Evilevitch, Alex; Fang, Li Tai; Yoffe, Aron M et al. (2008) Effects of salt concentrations and bending energy on the extent of ejection of phage genomes. Biophys J 94:1110-20
Stanley, Christopher; Krueger, Susan; Parsegian, V Adrian et al. (2008) Protein structure and hydration probed by SANS and osmotic stress. Biophys J 94:2777-89
Stanley, Christopher; Rau, Donald C (2008) Measuring the interaction of urea and protein-stabilizing osmolytes with the nonpolar surface of hydroxypropylcellulose. Biochemistry 47:6711-8
Sidorova, Nina Y; Muradymov, Shakir; Rau, Donald C (2006) Differences in hydration coupled to specific and nonspecific competitive binding and to specific DNA Binding of the restriction endonuclease BamHI. J Biol Chem 281:35656-66
Harries, Daniel; Podgornik, Rudi; Parsegian, V Adrian et al. (2006) Ion induced lamellar-lamellar phase transition in charged surfactant systems. J Chem Phys 124:224702
Rau, Donald C (2006) Sequestered water and binding energy are coupled in complexes of lambda Cro repressor with non-consensus binding sequences. J Mol Biol 361:352-61
Stanley, Christopher; Rau, Donald C (2006) Preferential hydration of DNA: the magnitude and distance dependence of alcohol and polyol interactions. Biophys J 91:912-20
Petrache, Horia I; Tristram-Nagle, Stephanie; Harries, Daniel et al. (2006) Swelling of phospholipids by monovalent salt. J Lipid Res 47:302-9
Sidorova, Nina Y; Muradymov, Shakir; Rau, Donald C (2005) Trapping DNA-protein binding reactions with neutral osmolytes for the analysis by gel mobility shift and self-cleavage assays. Nucleic Acids Res 33:5145-55

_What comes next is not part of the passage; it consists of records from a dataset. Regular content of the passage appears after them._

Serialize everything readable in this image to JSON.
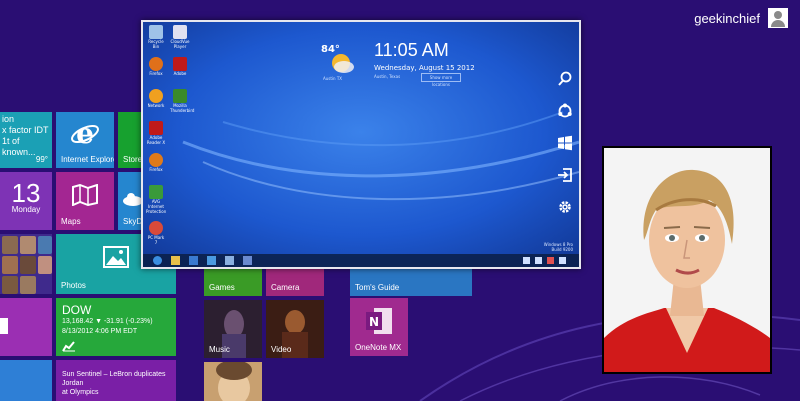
{
  "user": {
    "name": "geekinchief"
  },
  "tiles": {
    "weather": {
      "text": "ion\nx factor IDT\n1t of known...",
      "temp": "99°"
    },
    "ie": {
      "label": "Internet Explorer"
    },
    "store": {
      "label": "Store"
    },
    "calendar": {
      "day": "13",
      "weekday": "Monday"
    },
    "maps": {
      "label": "Maps"
    },
    "skydrive": {
      "label": "SkyD"
    },
    "photos": {
      "label": "Photos"
    },
    "dow": {
      "title": "DOW",
      "line1": "13,168.42 ▼ -31.91 (-0.23%)",
      "line2": "8/13/2012 4:06 PM EDT"
    },
    "news": {
      "text": "Sun Sentinel – LeBron duplicates Jordan\nat Olympics"
    },
    "games": {
      "label": "Games"
    },
    "camera": {
      "label": "Camera"
    },
    "toms": {
      "label": "Tom's Guide"
    },
    "music": {
      "label": "Music"
    },
    "video": {
      "label": "Video"
    },
    "onenote": {
      "label": "OneNote MX"
    }
  },
  "desktop": {
    "icons": [
      {
        "label": "Recycle Bin",
        "color": "#9fc3e8"
      },
      {
        "label": "CloudVue Player",
        "color": "#e0e0f0"
      },
      {
        "label": "Firefox",
        "color": "#e0701a"
      },
      {
        "label": "Adobe",
        "color": "#c01a1a"
      },
      {
        "label": "Network",
        "color": "#f0a020"
      },
      {
        "label": "Mozilla Thunderbird",
        "color": "#3a8a2a"
      },
      {
        "label": "Adobe Reader X",
        "color": "#c01a1a"
      },
      {
        "label": "Firefox",
        "color": "#e07a1a"
      },
      {
        "label": "AVG Internet Protection",
        "color": "#3a9a3a"
      },
      {
        "label": "PC Mark 7",
        "color": "#d94a3a"
      }
    ],
    "time": "11:05 AM",
    "date": "Wednesday, August 15 2012",
    "location": "Austin, Texas",
    "location_button": "Show more locations",
    "temperature": "84°",
    "temp_location": "Austin TX",
    "watermark": "Windows 8 Pro\nBuild 9200"
  },
  "charms": [
    "search-icon",
    "share-icon",
    "start-icon",
    "devices-icon",
    "settings-icon"
  ],
  "colors": {
    "background": "#2a0e73",
    "desktop": "#1c55c9"
  }
}
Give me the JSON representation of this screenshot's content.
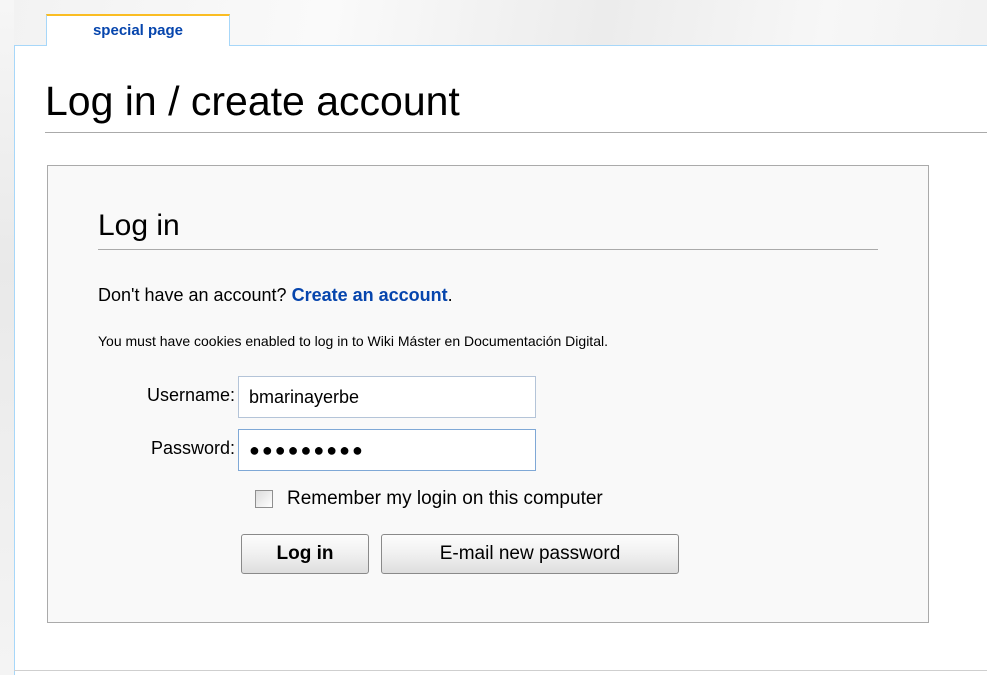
{
  "tab": {
    "label": "special page"
  },
  "page": {
    "title": "Log in / create account"
  },
  "login_box": {
    "heading": "Log in",
    "no_account_text": "Don't have an account?",
    "create_account_link": "Create an account",
    "period": ".",
    "cookies_note": "You must have cookies enabled to log in to Wiki Máster en Documentación Digital."
  },
  "form": {
    "username_label": "Username:",
    "username_value": "bmarinayerbe",
    "password_label": "Password:",
    "password_value": "●●●●●●●●●",
    "remember_checked": false,
    "remember_label": "Remember my login on this computer",
    "login_button": "Log in",
    "email_button": "E-mail new password"
  },
  "colors": {
    "link": "#0645ad",
    "tab_accent": "#fabd23",
    "box_background": "#f9f9f9"
  }
}
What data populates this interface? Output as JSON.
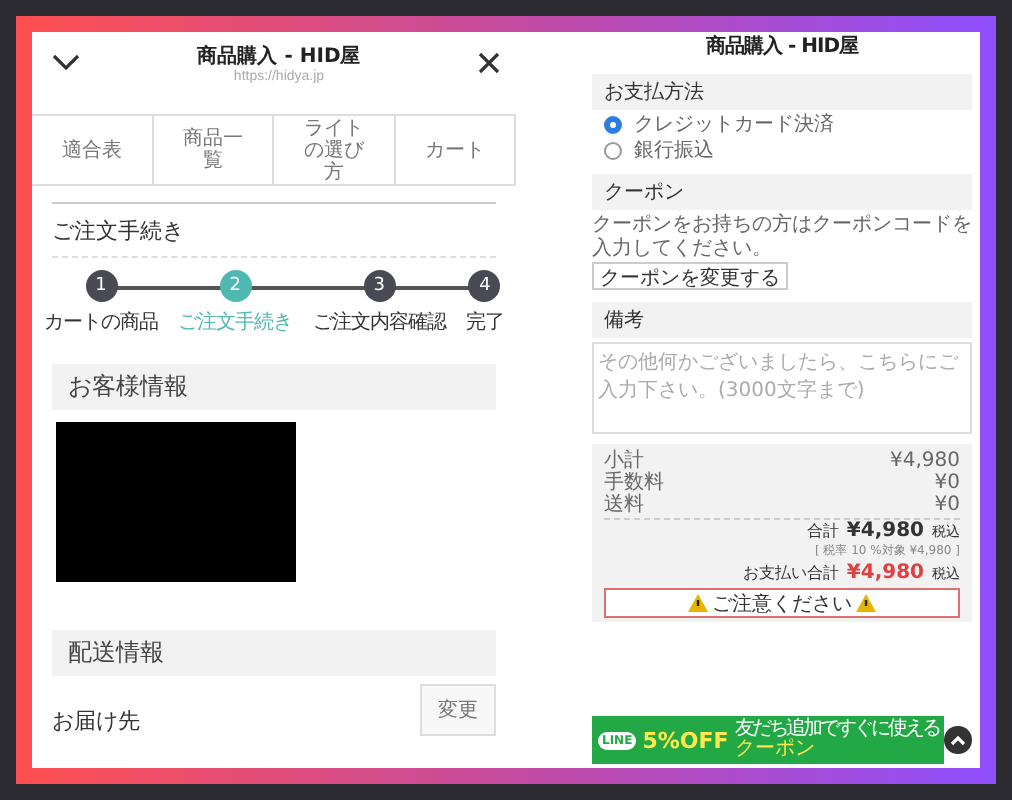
{
  "left_screen": {
    "header": {
      "title": "商品購入 - HID屋",
      "url": "https://hidya.jp"
    },
    "nav_tabs": [
      {
        "label": "適合表"
      },
      {
        "label": "商品一覧"
      },
      {
        "label": "ライトの選び方"
      },
      {
        "label": "カート"
      }
    ],
    "section_title": "ご注文手続き",
    "steps": [
      {
        "number": "1",
        "label": "カートの商品",
        "selected": false
      },
      {
        "number": "2",
        "label": "ご注文手続き",
        "selected": true
      },
      {
        "number": "3",
        "label": "ご注文内容確認",
        "selected": false
      },
      {
        "number": "4",
        "label": "完了",
        "selected": false
      }
    ],
    "customer_heading": "お客様情報",
    "shipping_heading": "配送情報",
    "destination_label": "お届け先",
    "change_button": "変更"
  },
  "right_screen": {
    "header": {
      "title": "商品購入 - HID屋"
    },
    "payment_heading": "お支払方法",
    "payment_options": [
      {
        "label": "クレジットカード決済",
        "selected": true
      },
      {
        "label": "銀行振込",
        "selected": false
      }
    ],
    "coupon_heading": "クーポン",
    "coupon_text": "クーポンをお持ちの方はクーポンコードを入力してください。",
    "coupon_button": "クーポンを変更する",
    "notes_heading": "備考",
    "notes_placeholder": "その他何かございましたら、こちらにご入力下さい。(3000文字まで)",
    "summary_rows": [
      {
        "label": "小計",
        "value": "¥4,980"
      },
      {
        "label": "手数料",
        "value": "¥0"
      },
      {
        "label": "送料",
        "value": "¥0"
      }
    ],
    "total": {
      "label": "合計",
      "value": "¥4,980",
      "suffix": "税込"
    },
    "tax_note": "[ 税率 10 %対象 ¥4,980 ]",
    "payment_total": {
      "label": "お支払い合計",
      "value": "¥4,980",
      "suffix": "税込"
    },
    "notice": "ご注意ください",
    "banner": {
      "badge": "LINE",
      "headline": "友だち追加ですぐに使える",
      "big": "5%OFF",
      "tag": "クーポン"
    }
  }
}
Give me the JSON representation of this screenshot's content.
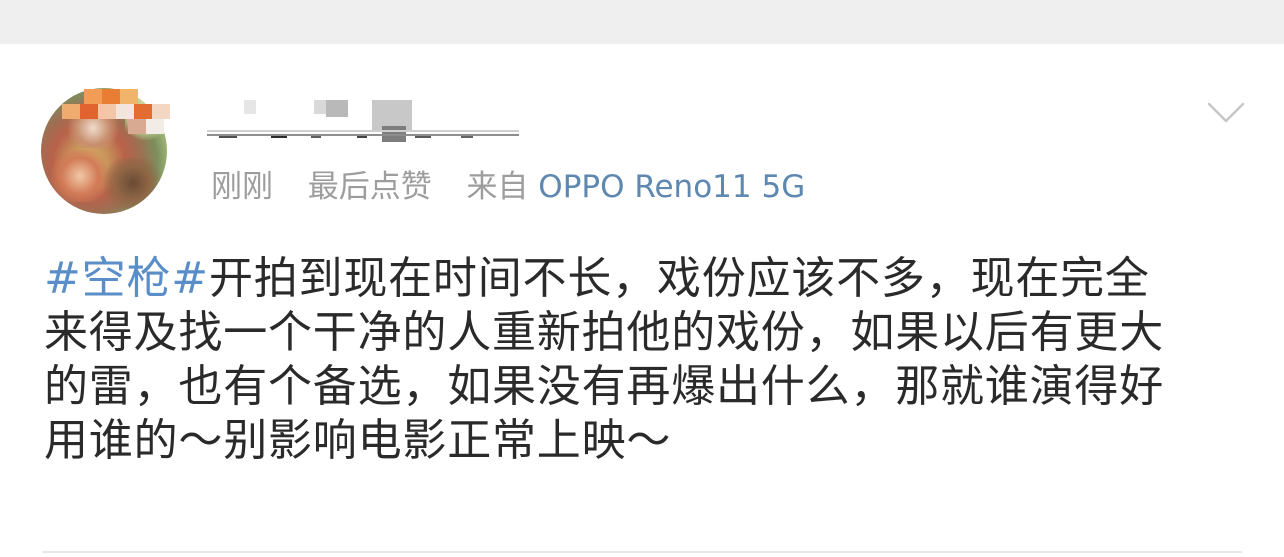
{
  "post": {
    "meta": {
      "time": "刚刚",
      "liked": "最后点赞",
      "source_prefix": "来自",
      "device": "OPPO Reno11 5G"
    },
    "content": {
      "hashtag": "#空枪#",
      "line1_rest": "开拍到现在时间不长，戏份应该不多，现在完全",
      "line2": "来得及找一个干净的人重新拍他的戏份，如果以后有更大",
      "line3": "的雷，也有个备选，如果没有再爆出什么，那就谁演得好",
      "line4": "用谁的～别影响电影正常上映～"
    }
  },
  "icons": {
    "menu": "chevron-down-icon",
    "avatar": "avatar-image"
  },
  "colors": {
    "background": "#efefef",
    "card": "#ffffff",
    "meta_text": "#9d9d9d",
    "device_text": "#5e88b0",
    "hashtag": "#5a8ec8",
    "body_text": "#2a2a2a"
  }
}
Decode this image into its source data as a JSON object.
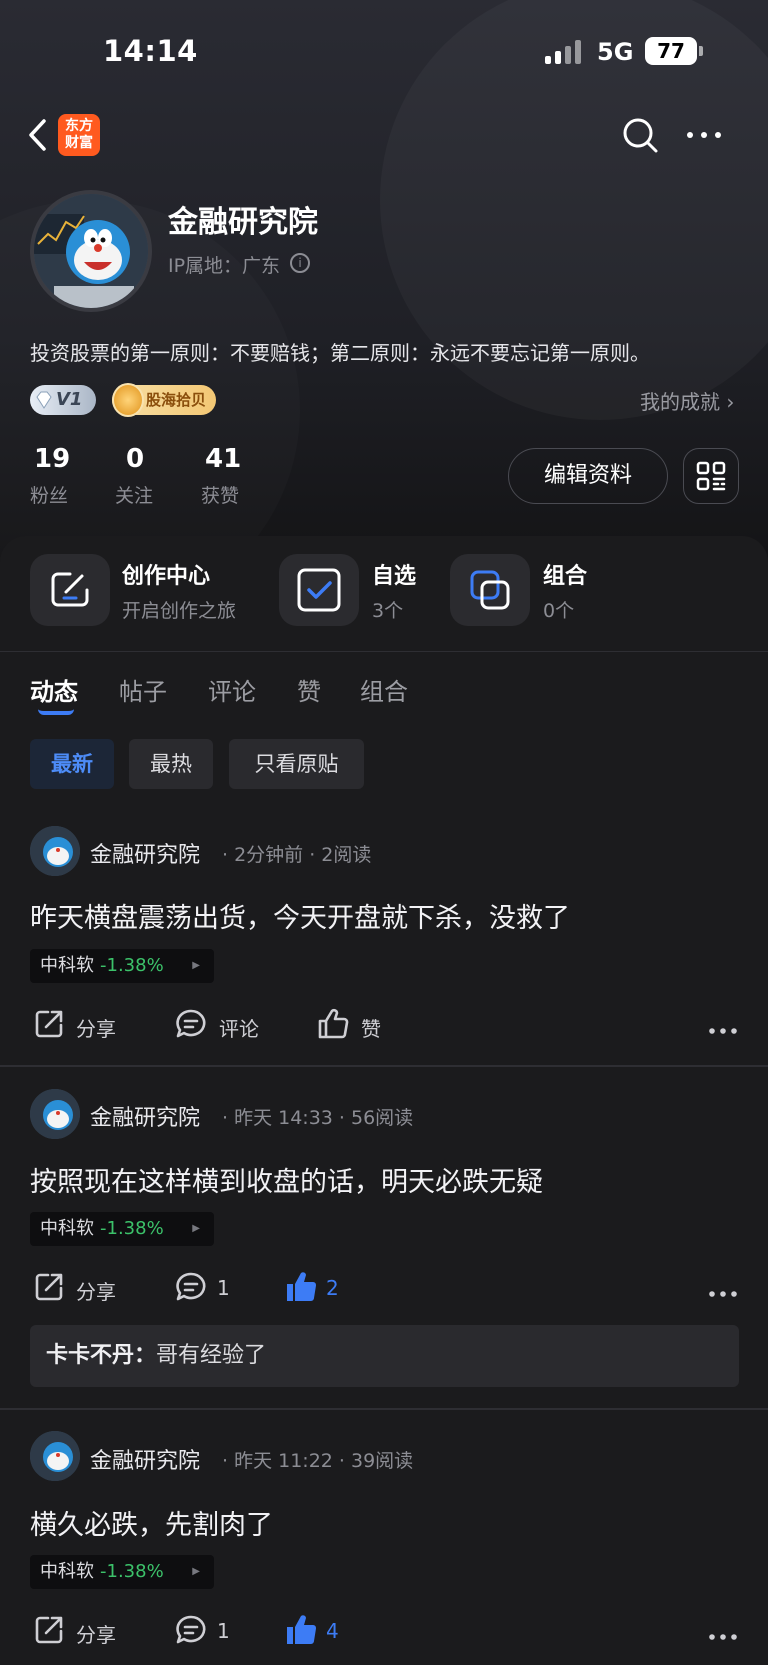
{
  "status_bar": {
    "time": "14:14",
    "network": "5G",
    "battery": "77"
  },
  "nav": {
    "logo_line1": "东方",
    "logo_line2": "财富"
  },
  "profile": {
    "name": "金融研究院",
    "ip_location": "IP属地：广东",
    "bio": "投资股票的第一原则：不要赔钱；第二原则：永远不要忘记第一原则。",
    "level_badge": "V1",
    "medal_badge": "股海拾贝",
    "achievements_label": "我的成就 ›",
    "edit_button": "编辑资料"
  },
  "stats": [
    {
      "value": "19",
      "label": "粉丝"
    },
    {
      "value": "0",
      "label": "关注"
    },
    {
      "value": "41",
      "label": "获赞"
    }
  ],
  "quick_entries": [
    {
      "title": "创作中心",
      "subtitle": "开启创作之旅",
      "icon": "edit-icon"
    },
    {
      "title": "自选",
      "subtitle": "3个",
      "icon": "checkbox-icon"
    },
    {
      "title": "组合",
      "subtitle": "0个",
      "icon": "overlap-squares-icon"
    }
  ],
  "tabs": [
    "动态",
    "帖子",
    "评论",
    "赞",
    "组合"
  ],
  "filters": [
    "最新",
    "最热",
    "只看原贴"
  ],
  "posts": [
    {
      "author": "金融研究院",
      "meta": "· 2分钟前 · 2阅读",
      "text": "昨天横盘震荡出货，今天开盘就下杀，没救了",
      "stock": "中科软",
      "stock_change": "-1.38%",
      "share_label": "分享",
      "comment_label": "评论",
      "like_label": "赞",
      "liked": false
    },
    {
      "author": "金融研究院",
      "meta": "· 昨天 14:33 · 56阅读",
      "text": "按照现在这样横到收盘的话，明天必跌无疑",
      "stock": "中科软",
      "stock_change": "-1.38%",
      "share_label": "分享",
      "comment_label": "1",
      "like_label": "2",
      "liked": true,
      "comment_preview": {
        "user": "卡卡不丹：",
        "text": "哥有经验了"
      }
    },
    {
      "author": "金融研究院",
      "meta": "· 昨天 11:22 · 39阅读",
      "text": "横久必跌，先割肉了",
      "stock": "中科软",
      "stock_change": "-1.38%",
      "share_label": "分享",
      "comment_label": "1",
      "like_label": "4",
      "liked": true
    }
  ],
  "colors": {
    "accent_blue": "#3d7cf5",
    "stock_green": "#3cc26a",
    "logo_orange": "#ff5a1f",
    "background": "#141416"
  }
}
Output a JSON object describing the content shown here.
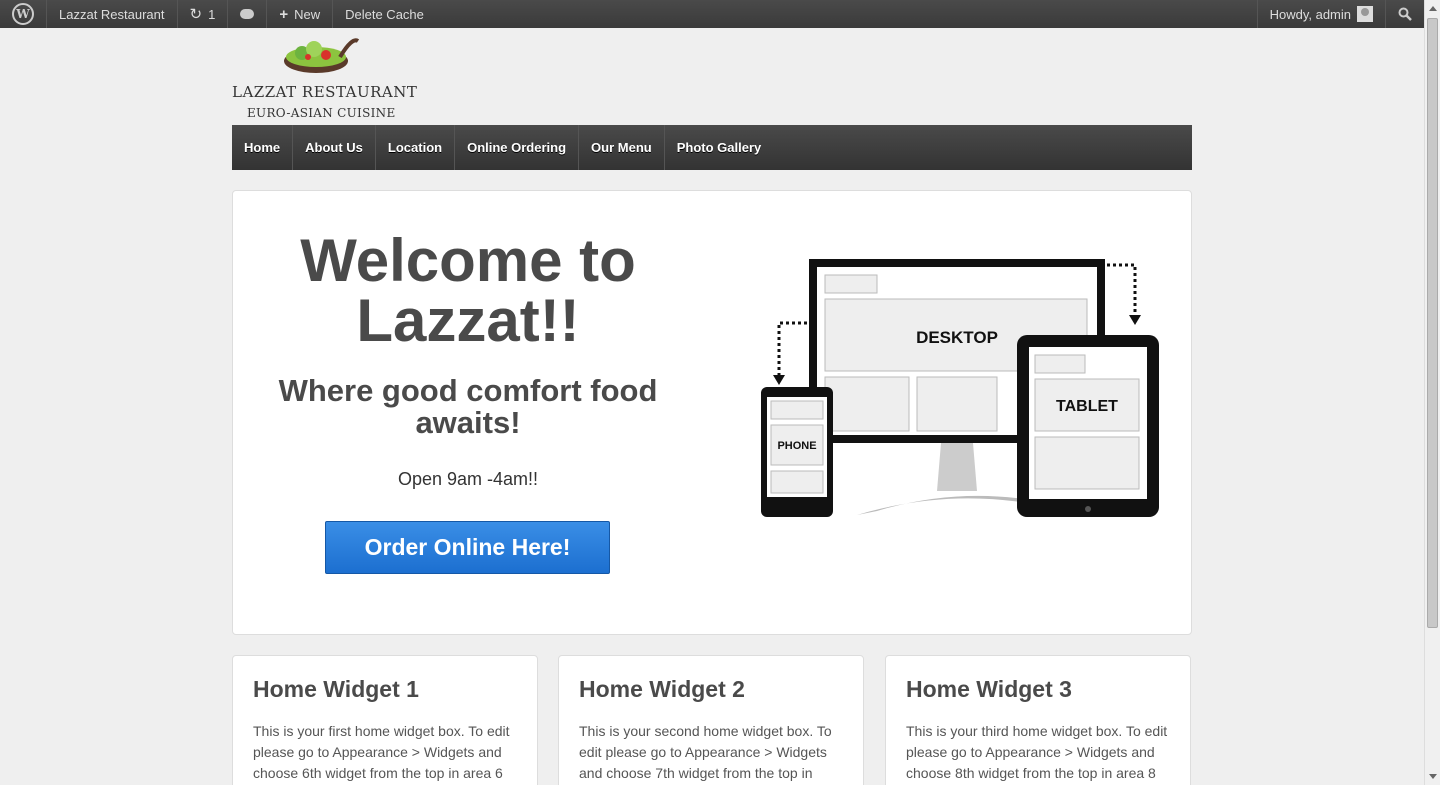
{
  "adminbar": {
    "site_name": "Lazzat Restaurant",
    "updates_count": "1",
    "new_label": "New",
    "cache_label": "Delete Cache",
    "howdy": "Howdy, admin"
  },
  "brand": {
    "name": "LAZZAT RESTAURANT",
    "tagline": "EURO-ASIAN CUISINE"
  },
  "nav": {
    "items": [
      "Home",
      "About Us",
      "Location",
      "Online Ordering",
      "Our Menu",
      "Photo Gallery"
    ]
  },
  "hero": {
    "title": "Welcome to Lazzat!!",
    "subtitle": "Where good comfort food awaits!",
    "hours": "Open 9am -4am!!",
    "button": "Order Online Here!",
    "device_labels": {
      "desktop": "DESKTOP",
      "tablet": "TABLET",
      "phone": "PHONE"
    }
  },
  "widgets": [
    {
      "title": "Home Widget 1",
      "text": "This is your first home widget box. To edit please go to Appearance > Widgets and choose 6th widget from the top in area 6"
    },
    {
      "title": "Home Widget 2",
      "text": "This is your second home widget box. To edit please go to Appearance > Widgets and choose 7th widget from the top in"
    },
    {
      "title": "Home Widget 3",
      "text": "This is your third home widget box. To edit please go to Appearance > Widgets and choose 8th widget from the top in area 8"
    }
  ],
  "colors": {
    "button_blue": "#2a7fe0",
    "nav_dark": "#3d3d3d",
    "admin_bar": "#434343"
  }
}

Yang, Jie; Rau, Donald C (2005) Incomplete ion dissociation underlies the weakened attraction between DNA helices at high spermidine concentrations. Biophys J 89:1932-40

Showing the most recent 10 out of 14 publications